> _TASK DETAILS_:
Copy out the data exactly, leaving the pictures behind.

** Opening SUPPLIED INFORMATION block **

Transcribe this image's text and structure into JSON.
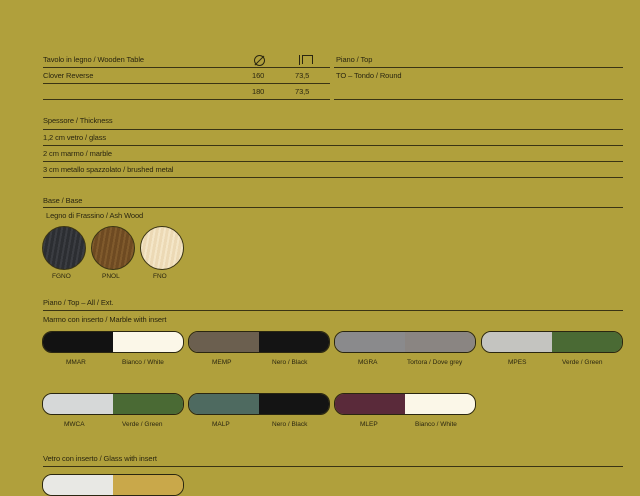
{
  "table": {
    "header": "Tavolo in legno / Wooden Table",
    "row1": {
      "name": "Clover Reverse",
      "d": "160",
      "h": "73,5"
    },
    "row2": {
      "d": "180",
      "h": "73,5"
    }
  },
  "top": {
    "header": "Piano / Top",
    "value": "TO – Tondo / Round"
  },
  "thickness": {
    "header": "Spessore / Thickness",
    "items": [
      "1,2 cm vetro / glass",
      "2 cm marmo / marble",
      "3 cm metallo spazzolato / brushed metal"
    ]
  },
  "base": {
    "header": "Base / Base",
    "sub": "Legno di Frassino / Ash Wood",
    "swatches": [
      {
        "code": "FGNO",
        "color": "#2c2e32"
      },
      {
        "code": "PNOL",
        "color": "#6e4a22"
      },
      {
        "code": "FNO",
        "color": "#ecd9b5"
      }
    ]
  },
  "top_ext": {
    "header": "Piano / Top – All / Ext.",
    "sub": "Marmo con inserto / Marble with insert",
    "pills": [
      {
        "code": "MMAR",
        "insert": "Bianco / White",
        "c1": "#121212",
        "c2": "#fbf7e8"
      },
      {
        "code": "MEMP",
        "insert": "Nero / Black",
        "c1": "#6b5f4f",
        "c2": "#141414"
      },
      {
        "code": "MGRA",
        "insert": "Tortora / Dove grey",
        "c1": "#8a8a8c",
        "c2": "#8a8582"
      },
      {
        "code": "MPES",
        "insert": "Verde / Green",
        "c1": "#c4c4c0",
        "c2": "#4a6a34"
      },
      {
        "code": "MWCA",
        "insert": "Verde / Green",
        "c1": "#d6d8d8",
        "c2": "#4a6a34"
      },
      {
        "code": "MALP",
        "insert": "Nero / Black",
        "c1": "#4e6a60",
        "c2": "#141414"
      },
      {
        "code": "MLEP",
        "insert": "Bianco / White",
        "c1": "#5a2a3a",
        "c2": "#fbf7e8"
      }
    ]
  },
  "glass": {
    "header": "Vetro con inserto / Glass with insert"
  }
}
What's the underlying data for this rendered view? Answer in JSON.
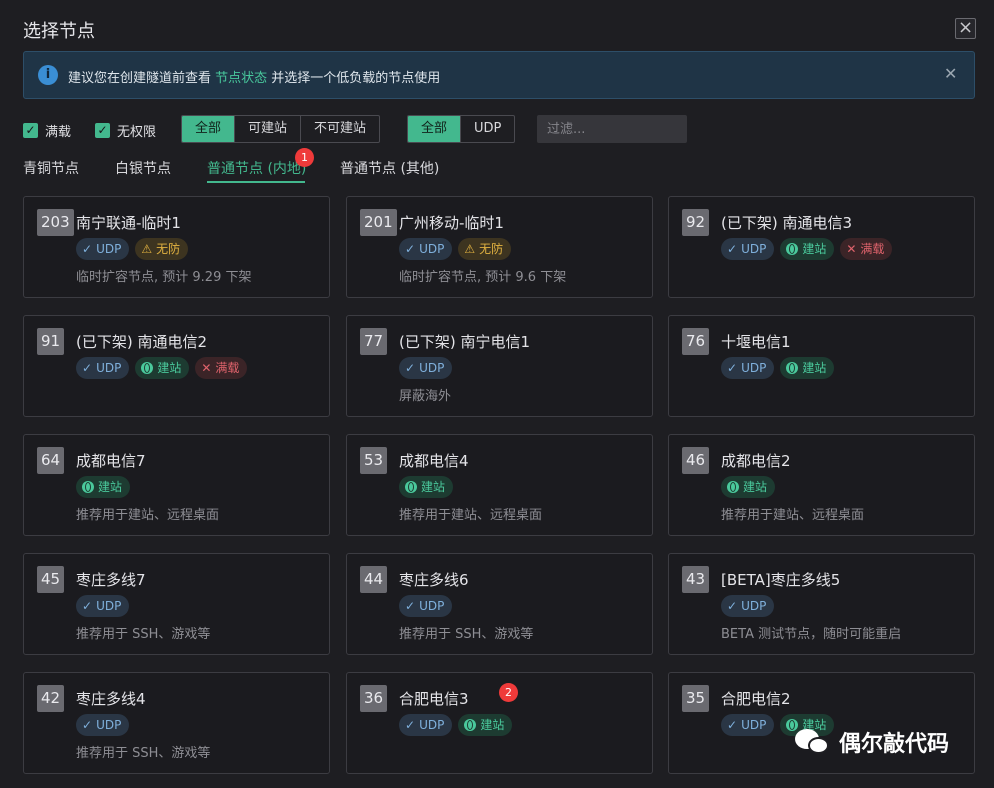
{
  "dialog": {
    "title": "选择节点"
  },
  "alert": {
    "text_before": "建议您在创建隧道前查看 ",
    "link": "节点状态",
    "text_after": " 并选择一个低负载的节点使用"
  },
  "filters": {
    "checkbox_full": "满载",
    "checkbox_noauth": "无权限",
    "build_options": [
      "全部",
      "可建站",
      "不可建站"
    ],
    "protocol_options": [
      "全部",
      "UDP"
    ],
    "search_placeholder": "过滤..."
  },
  "tabs": [
    {
      "label": "青铜节点"
    },
    {
      "label": "白银节点"
    },
    {
      "label": "普通节点 (内地)",
      "badge": "1"
    },
    {
      "label": "普通节点 (其他)"
    }
  ],
  "tag_labels": {
    "udp": "UDP",
    "nodef": "无防",
    "site": "建站",
    "full": "满载"
  },
  "nodes": [
    {
      "id": "203",
      "name": "南宁联通-临时1",
      "tags": [
        "udp",
        "nodef"
      ],
      "desc": "临时扩容节点, 预计 9.29 下架"
    },
    {
      "id": "201",
      "name": "广州移动-临时1",
      "tags": [
        "udp",
        "nodef"
      ],
      "desc": "临时扩容节点, 预计 9.6 下架"
    },
    {
      "id": "92",
      "name": "(已下架) 南通电信3",
      "tags": [
        "udp",
        "site",
        "full"
      ],
      "desc": ""
    },
    {
      "id": "91",
      "name": "(已下架) 南通电信2",
      "tags": [
        "udp",
        "site",
        "full"
      ],
      "desc": ""
    },
    {
      "id": "77",
      "name": "(已下架) 南宁电信1",
      "tags": [
        "udp"
      ],
      "desc": "屏蔽海外"
    },
    {
      "id": "76",
      "name": "十堰电信1",
      "tags": [
        "udp",
        "site"
      ],
      "desc": ""
    },
    {
      "id": "64",
      "name": "成都电信7",
      "tags": [
        "site"
      ],
      "desc": "推荐用于建站、远程桌面"
    },
    {
      "id": "53",
      "name": "成都电信4",
      "tags": [
        "site"
      ],
      "desc": "推荐用于建站、远程桌面"
    },
    {
      "id": "46",
      "name": "成都电信2",
      "tags": [
        "site"
      ],
      "desc": "推荐用于建站、远程桌面"
    },
    {
      "id": "45",
      "name": "枣庄多线7",
      "tags": [
        "udp"
      ],
      "desc": "推荐用于 SSH、游戏等"
    },
    {
      "id": "44",
      "name": "枣庄多线6",
      "tags": [
        "udp"
      ],
      "desc": "推荐用于 SSH、游戏等"
    },
    {
      "id": "43",
      "name": "[BETA]枣庄多线5",
      "tags": [
        "udp"
      ],
      "desc": "BETA 测试节点，随时可能重启"
    },
    {
      "id": "42",
      "name": "枣庄多线4",
      "tags": [
        "udp"
      ],
      "desc": "推荐用于 SSH、游戏等"
    },
    {
      "id": "36",
      "name": "合肥电信3",
      "tags": [
        "udp",
        "site"
      ],
      "desc": "",
      "badge": "2"
    },
    {
      "id": "35",
      "name": "合肥电信2",
      "tags": [
        "udp",
        "site"
      ],
      "desc": ""
    }
  ],
  "watermark": {
    "text": "偶尔敲代码"
  }
}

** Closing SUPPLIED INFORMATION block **

> _WRITTEN RESPONSE_:
Transcribe this image's text and structure into JSON.
{
  "table": {
    "header": "Tavolo in legno / Wooden Table",
    "row1": {
      "name": "Clover Reverse",
      "d": "160",
      "h": "73,5"
    },
    "row2": {
      "d": "180",
      "h": "73,5"
    }
  },
  "top": {
    "header": "Piano / Top",
    "value": "TO – Tondo / Round"
  },
  "thickness": {
    "header": "Spessore / Thickness",
    "items": [
      "1,2 cm vetro / glass",
      "2 cm marmo / marble",
      "3 cm metallo spazzolato / brushed metal"
    ]
  },
  "base": {
    "header": "Base / Base",
    "sub": "Legno di Frassino / Ash Wood",
    "swatches": [
      {
        "code": "FGNO",
        "color": "#2c2e32"
      },
      {
        "code": "PNOL",
        "color": "#6e4a22"
      },
      {
        "code": "FNO",
        "color": "#ecd9b5"
      }
    ]
  },
  "top_ext": {
    "header": "Piano / Top – All / Ext.",
    "sub": "Marmo con inserto / Marble with insert",
    "pills": [
      {
        "code": "MMAR",
        "insert": "Bianco / White",
        "c1": "#121212",
        "c2": "#fbf7e8"
      },
      {
        "code": "MEMP",
        "insert": "Nero / Black",
        "c1": "#6b5f4f",
        "c2": "#141414"
      },
      {
        "code": "MGRA",
        "insert": "Tortora / Dove grey",
        "c1": "#8a8a8c",
        "c2": "#8a8582"
      },
      {
        "code": "MPES",
        "insert": "Verde / Green",
        "c1": "#c4c4c0",
        "c2": "#4a6a34"
      },
      {
        "code": "MWCA",
        "insert": "Verde / Green",
        "c1": "#d6d8d8",
        "c2": "#4a6a34"
      },
      {
        "code": "MALP",
        "insert": "Nero / Black",
        "c1": "#4e6a60",
        "c2": "#141414"
      },
      {
        "code": "MLEP",
        "insert": "Bianco / White",
        "c1": "#5a2a3a",
        "c2": "#fbf7e8"
      }
    ]
  },
  "glass": {
    "header": "Vetro con inserto / Glass with insert"
  }
}
What's the underlying data for this rendered view? Answer in JSON.
{
  "dialog": {
    "title": "选择节点"
  },
  "alert": {
    "text_before": "建议您在创建隧道前查看 ",
    "link": "节点状态",
    "text_after": " 并选择一个低负载的节点使用"
  },
  "filters": {
    "checkbox_full": "满载",
    "checkbox_noauth": "无权限",
    "build_options": [
      "全部",
      "可建站",
      "不可建站"
    ],
    "protocol_options": [
      "全部",
      "UDP"
    ],
    "search_placeholder": "过滤..."
  },
  "tabs": [
    {
      "label": "青铜节点"
    },
    {
      "label": "白银节点"
    },
    {
      "label": "普通节点 (内地)",
      "badge": "1"
    },
    {
      "label": "普通节点 (其他)"
    }
  ],
  "tag_labels": {
    "udp": "UDP",
    "nodef": "无防",
    "site": "建站",
    "full": "满载"
  },
  "nodes": [
    {
      "id": "203",
      "name": "南宁联通-临时1",
      "tags": [
        "udp",
        "nodef"
      ],
      "desc": "临时扩容节点, 预计 9.29 下架"
    },
    {
      "id": "201",
      "name": "广州移动-临时1",
      "tags": [
        "udp",
        "nodef"
      ],
      "desc": "临时扩容节点, 预计 9.6 下架"
    },
    {
      "id": "92",
      "name": "(已下架) 南通电信3",
      "tags": [
        "udp",
        "site",
        "full"
      ],
      "desc": ""
    },
    {
      "id": "91",
      "name": "(已下架) 南通电信2",
      "tags": [
        "udp",
        "site",
        "full"
      ],
      "desc": ""
    },
    {
      "id": "77",
      "name": "(已下架) 南宁电信1",
      "tags": [
        "udp"
      ],
      "desc": "屏蔽海外"
    },
    {
      "id": "76",
      "name": "十堰电信1",
      "tags": [
        "udp",
        "site"
      ],
      "desc": ""
    },
    {
      "id": "64",
      "name": "成都电信7",
      "tags": [
        "site"
      ],
      "desc": "推荐用于建站、远程桌面"
    },
    {
      "id": "53",
      "name": "成都电信4",
      "tags": [
        "site"
      ],
      "desc": "推荐用于建站、远程桌面"
    },
    {
      "id": "46",
      "name": "成都电信2",
      "tags": [
        "site"
      ],
      "desc": "推荐用于建站、远程桌面"
    },
    {
      "id": "45",
      "name": "枣庄多线7",
      "tags": [
        "udp"
      ],
      "desc": "推荐用于 SSH、游戏等"
    },
    {
      "id": "44",
      "name": "枣庄多线6",
      "tags": [
        "udp"
      ],
      "desc": "推荐用于 SSH、游戏等"
    },
    {
      "id": "43",
      "name": "[BETA]枣庄多线5",
      "tags": [
        "udp"
      ],
      "desc": "BETA 测试节点，随时可能重启"
    },
    {
      "id": "42",
      "name": "枣庄多线4",
      "tags": [
        "udp"
      ],
      "desc": "推荐用于 SSH、游戏等"
    },
    {
      "id": "36",
      "name": "合肥电信3",
      "tags": [
        "udp",
        "site"
      ],
      "desc": "",
      "badge": "2"
    },
    {
      "id": "35",
      "name": "合肥电信2",
      "tags": [
        "udp",
        "site"
      ],
      "desc": ""
    }
  ],
  "watermark": {
    "text": "偶尔敲代码"
  }
}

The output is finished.